## What to do
Copy every line of the entries that includes the word "Another".

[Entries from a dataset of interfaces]
————————

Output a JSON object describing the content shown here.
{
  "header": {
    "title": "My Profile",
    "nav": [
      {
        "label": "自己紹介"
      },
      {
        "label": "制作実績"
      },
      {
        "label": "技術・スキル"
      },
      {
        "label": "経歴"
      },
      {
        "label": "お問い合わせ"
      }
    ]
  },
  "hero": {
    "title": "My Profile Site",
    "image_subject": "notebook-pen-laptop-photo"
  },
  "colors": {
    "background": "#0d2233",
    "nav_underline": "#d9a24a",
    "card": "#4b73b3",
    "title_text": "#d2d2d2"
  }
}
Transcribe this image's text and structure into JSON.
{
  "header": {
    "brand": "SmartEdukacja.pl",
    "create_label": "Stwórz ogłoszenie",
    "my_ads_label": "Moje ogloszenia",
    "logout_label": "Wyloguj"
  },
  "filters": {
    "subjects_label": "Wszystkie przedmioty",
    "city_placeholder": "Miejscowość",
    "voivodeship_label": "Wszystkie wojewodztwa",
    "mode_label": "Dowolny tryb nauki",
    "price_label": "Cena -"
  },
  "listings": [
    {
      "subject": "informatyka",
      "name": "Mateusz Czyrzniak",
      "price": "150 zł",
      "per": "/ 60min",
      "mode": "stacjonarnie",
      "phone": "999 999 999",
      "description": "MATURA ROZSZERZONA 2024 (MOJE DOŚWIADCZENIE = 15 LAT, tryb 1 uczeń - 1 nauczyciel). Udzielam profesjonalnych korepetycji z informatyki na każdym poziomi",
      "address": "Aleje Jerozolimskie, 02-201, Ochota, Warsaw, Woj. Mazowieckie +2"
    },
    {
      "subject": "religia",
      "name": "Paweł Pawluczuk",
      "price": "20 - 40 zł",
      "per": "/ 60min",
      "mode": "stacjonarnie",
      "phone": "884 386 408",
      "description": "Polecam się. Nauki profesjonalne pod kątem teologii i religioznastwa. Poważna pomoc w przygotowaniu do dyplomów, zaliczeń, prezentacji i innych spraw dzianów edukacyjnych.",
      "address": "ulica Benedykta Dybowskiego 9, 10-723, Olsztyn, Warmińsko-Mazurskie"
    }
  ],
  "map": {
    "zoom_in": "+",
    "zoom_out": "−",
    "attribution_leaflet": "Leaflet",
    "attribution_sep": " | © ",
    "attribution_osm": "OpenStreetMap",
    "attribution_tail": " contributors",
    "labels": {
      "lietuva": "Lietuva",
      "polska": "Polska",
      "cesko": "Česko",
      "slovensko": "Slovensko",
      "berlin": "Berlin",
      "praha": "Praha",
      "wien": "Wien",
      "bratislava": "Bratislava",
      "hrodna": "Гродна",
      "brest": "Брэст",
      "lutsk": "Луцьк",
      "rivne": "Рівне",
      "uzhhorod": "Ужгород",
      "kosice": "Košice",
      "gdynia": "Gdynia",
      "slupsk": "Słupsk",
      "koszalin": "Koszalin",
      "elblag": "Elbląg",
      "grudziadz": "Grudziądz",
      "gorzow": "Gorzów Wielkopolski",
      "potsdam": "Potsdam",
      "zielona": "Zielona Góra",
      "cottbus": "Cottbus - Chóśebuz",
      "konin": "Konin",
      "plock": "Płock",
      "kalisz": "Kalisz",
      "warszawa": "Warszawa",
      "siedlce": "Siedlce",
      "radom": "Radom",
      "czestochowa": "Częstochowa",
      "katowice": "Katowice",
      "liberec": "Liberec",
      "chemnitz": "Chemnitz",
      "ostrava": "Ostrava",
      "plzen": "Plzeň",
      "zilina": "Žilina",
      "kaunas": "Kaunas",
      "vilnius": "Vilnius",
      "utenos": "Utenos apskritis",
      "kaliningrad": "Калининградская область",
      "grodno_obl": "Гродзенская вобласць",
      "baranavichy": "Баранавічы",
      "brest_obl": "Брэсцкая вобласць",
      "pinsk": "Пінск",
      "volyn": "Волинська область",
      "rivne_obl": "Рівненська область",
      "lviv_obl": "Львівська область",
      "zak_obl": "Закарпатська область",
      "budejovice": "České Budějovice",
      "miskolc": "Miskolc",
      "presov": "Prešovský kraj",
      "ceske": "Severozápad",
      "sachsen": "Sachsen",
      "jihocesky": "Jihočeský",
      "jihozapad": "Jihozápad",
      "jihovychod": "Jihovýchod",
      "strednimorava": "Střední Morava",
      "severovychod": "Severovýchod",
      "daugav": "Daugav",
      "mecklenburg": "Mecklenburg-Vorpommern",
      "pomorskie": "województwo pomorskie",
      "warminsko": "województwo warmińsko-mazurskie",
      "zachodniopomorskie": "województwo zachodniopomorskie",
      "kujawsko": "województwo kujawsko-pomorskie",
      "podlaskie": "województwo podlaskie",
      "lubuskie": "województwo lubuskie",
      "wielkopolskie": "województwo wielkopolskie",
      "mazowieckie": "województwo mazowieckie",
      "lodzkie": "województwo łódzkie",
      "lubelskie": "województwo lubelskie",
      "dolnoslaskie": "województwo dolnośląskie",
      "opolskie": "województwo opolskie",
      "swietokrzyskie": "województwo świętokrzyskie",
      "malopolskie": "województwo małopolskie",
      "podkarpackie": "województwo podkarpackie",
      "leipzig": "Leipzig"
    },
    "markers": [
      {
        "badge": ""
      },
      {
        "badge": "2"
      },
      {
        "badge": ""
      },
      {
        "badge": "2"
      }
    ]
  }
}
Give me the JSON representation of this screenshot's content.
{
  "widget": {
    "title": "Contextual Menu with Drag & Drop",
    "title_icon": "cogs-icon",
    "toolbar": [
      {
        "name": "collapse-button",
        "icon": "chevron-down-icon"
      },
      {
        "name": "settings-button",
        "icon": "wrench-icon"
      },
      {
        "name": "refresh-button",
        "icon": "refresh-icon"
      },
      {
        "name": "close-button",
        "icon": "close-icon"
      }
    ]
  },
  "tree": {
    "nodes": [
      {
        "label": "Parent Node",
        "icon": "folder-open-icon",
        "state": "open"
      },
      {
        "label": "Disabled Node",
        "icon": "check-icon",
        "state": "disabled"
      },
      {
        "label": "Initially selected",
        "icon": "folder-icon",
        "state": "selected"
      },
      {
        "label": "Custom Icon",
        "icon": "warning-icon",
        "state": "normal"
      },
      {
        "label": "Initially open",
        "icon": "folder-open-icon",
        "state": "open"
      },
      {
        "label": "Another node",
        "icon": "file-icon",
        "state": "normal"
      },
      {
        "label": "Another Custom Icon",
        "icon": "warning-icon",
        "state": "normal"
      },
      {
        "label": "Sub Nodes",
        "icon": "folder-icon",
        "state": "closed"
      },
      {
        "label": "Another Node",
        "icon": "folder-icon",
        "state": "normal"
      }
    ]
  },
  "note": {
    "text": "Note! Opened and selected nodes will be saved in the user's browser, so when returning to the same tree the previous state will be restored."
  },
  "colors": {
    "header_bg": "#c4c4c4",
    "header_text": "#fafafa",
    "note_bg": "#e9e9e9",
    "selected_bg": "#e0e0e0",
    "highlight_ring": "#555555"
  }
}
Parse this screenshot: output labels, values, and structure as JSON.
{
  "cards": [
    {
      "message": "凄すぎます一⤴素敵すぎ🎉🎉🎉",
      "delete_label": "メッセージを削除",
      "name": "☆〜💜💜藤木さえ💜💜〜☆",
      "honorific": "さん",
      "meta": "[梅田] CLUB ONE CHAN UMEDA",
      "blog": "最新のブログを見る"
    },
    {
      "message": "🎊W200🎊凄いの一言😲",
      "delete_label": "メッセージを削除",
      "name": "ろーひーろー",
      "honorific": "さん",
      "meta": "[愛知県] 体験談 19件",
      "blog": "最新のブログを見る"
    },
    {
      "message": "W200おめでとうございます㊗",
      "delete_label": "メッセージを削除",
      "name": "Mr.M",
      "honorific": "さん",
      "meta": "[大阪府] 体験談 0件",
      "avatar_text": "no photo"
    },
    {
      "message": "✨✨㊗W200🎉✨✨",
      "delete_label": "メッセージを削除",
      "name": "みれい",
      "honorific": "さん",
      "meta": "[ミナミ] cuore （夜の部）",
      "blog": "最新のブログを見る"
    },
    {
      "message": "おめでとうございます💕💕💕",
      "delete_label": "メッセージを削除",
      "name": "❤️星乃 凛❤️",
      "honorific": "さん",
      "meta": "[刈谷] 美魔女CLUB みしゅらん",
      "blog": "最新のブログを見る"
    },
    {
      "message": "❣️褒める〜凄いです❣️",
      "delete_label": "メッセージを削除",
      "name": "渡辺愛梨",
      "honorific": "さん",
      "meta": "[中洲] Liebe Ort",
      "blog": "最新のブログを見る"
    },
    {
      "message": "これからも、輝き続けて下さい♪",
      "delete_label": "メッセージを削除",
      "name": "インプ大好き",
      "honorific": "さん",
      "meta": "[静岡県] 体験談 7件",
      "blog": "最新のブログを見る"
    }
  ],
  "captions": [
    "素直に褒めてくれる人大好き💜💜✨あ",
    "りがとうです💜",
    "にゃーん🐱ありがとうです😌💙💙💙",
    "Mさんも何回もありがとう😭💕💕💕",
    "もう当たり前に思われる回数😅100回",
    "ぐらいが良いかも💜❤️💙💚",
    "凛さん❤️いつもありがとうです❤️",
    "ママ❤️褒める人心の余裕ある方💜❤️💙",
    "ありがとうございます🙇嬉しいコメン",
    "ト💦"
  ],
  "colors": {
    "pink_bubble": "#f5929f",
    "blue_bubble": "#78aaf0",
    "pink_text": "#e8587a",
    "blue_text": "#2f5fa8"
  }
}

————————

## Response to the task
        "label": "Another node",
        "label": "Another Custom Icon",
        "label": "Another Node",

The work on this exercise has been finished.